Segment Open
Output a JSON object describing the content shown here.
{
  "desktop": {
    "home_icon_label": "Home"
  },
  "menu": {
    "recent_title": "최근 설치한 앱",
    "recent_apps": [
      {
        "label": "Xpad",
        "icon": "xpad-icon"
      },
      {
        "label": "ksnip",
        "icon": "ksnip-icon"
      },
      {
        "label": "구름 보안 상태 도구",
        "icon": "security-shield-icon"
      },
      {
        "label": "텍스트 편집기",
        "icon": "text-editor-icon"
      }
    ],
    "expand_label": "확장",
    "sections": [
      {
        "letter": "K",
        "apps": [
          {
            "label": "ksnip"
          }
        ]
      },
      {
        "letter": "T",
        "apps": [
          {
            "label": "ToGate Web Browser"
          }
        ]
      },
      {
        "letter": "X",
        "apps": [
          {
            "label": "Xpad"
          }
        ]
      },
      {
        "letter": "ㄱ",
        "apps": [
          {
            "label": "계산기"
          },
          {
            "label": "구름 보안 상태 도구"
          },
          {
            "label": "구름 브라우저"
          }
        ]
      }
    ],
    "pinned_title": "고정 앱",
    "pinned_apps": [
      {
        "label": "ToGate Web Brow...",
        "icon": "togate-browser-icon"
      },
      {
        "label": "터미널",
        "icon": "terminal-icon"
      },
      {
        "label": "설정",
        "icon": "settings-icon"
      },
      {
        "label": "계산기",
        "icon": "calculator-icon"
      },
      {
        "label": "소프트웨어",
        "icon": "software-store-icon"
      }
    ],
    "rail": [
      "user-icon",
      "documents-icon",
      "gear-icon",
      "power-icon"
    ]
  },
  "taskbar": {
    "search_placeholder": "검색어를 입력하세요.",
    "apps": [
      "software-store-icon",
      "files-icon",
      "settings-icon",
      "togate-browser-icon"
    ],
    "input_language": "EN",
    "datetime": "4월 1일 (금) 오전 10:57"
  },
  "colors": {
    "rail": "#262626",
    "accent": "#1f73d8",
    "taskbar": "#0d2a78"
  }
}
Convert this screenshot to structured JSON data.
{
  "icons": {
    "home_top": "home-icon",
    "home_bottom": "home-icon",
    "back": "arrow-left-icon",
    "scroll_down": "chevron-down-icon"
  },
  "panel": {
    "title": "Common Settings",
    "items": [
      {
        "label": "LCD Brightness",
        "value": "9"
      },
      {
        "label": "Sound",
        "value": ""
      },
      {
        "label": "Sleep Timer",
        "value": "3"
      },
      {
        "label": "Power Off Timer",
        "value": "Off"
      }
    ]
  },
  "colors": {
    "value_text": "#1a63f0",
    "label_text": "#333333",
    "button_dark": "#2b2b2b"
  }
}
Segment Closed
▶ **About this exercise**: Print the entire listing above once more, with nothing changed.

▶ **Response to the exercise**:
Output a JSON object describing the content shown here.
{
  "desktop": {
    "home_icon_label": "Home"
  },
  "menu": {
    "recent_title": "최근 설치한 앱",
    "recent_apps": [
      {
        "label": "Xpad",
        "icon": "xpad-icon"
      },
      {
        "label": "ksnip",
        "icon": "ksnip-icon"
      },
      {
        "label": "구름 보안 상태 도구",
        "icon": "security-shield-icon"
      },
      {
        "label": "텍스트 편집기",
        "icon": "text-editor-icon"
      }
    ],
    "expand_label": "확장",
    "sections": [
      {
        "letter": "K",
        "apps": [
          {
            "label": "ksnip"
          }
        ]
      },
      {
        "letter": "T",
        "apps": [
          {
            "label": "ToGate Web Browser"
          }
        ]
      },
      {
        "letter": "X",
        "apps": [
          {
            "label": "Xpad"
          }
        ]
      },
      {
        "letter": "ㄱ",
        "apps": [
          {
            "label": "계산기"
          },
          {
            "label": "구름 보안 상태 도구"
          },
          {
            "label": "구름 브라우저"
          }
        ]
      }
    ],
    "pinned_title": "고정 앱",
    "pinned_apps": [
      {
        "label": "ToGate Web Brow...",
        "icon": "togate-browser-icon"
      },
      {
        "label": "터미널",
        "icon": "terminal-icon"
      },
      {
        "label": "설정",
        "icon": "settings-icon"
      },
      {
        "label": "계산기",
        "icon": "calculator-icon"
      },
      {
        "label": "소프트웨어",
        "icon": "software-store-icon"
      }
    ],
    "rail": [
      "user-icon",
      "documents-icon",
      "gear-icon",
      "power-icon"
    ]
  },
  "taskbar": {
    "search_placeholder": "검색어를 입력하세요.",
    "apps": [
      "software-store-icon",
      "files-icon",
      "settings-icon",
      "togate-browser-icon"
    ],
    "input_language": "EN",
    "datetime": "4월 1일 (금) 오전 10:57"
  },
  "colors": {
    "rail": "#262626",
    "accent": "#1f73d8",
    "taskbar": "#0d2a78"
  }
}
Convert this screenshot to structured JSON data.
{
  "icons": {
    "home_top": "home-icon",
    "home_bottom": "home-icon",
    "back": "arrow-left-icon",
    "scroll_down": "chevron-down-icon"
  },
  "panel": {
    "title": "Common Settings",
    "items": [
      {
        "label": "LCD Brightness",
        "value": "9"
      },
      {
        "label": "Sound",
        "value": ""
      },
      {
        "label": "Sleep Timer",
        "value": "3"
      },
      {
        "label": "Power Off Timer",
        "value": "Off"
      }
    ]
  },
  "colors": {
    "value_text": "#1a63f0",
    "label_text": "#333333",
    "button_dark": "#2b2b2b"
  }
}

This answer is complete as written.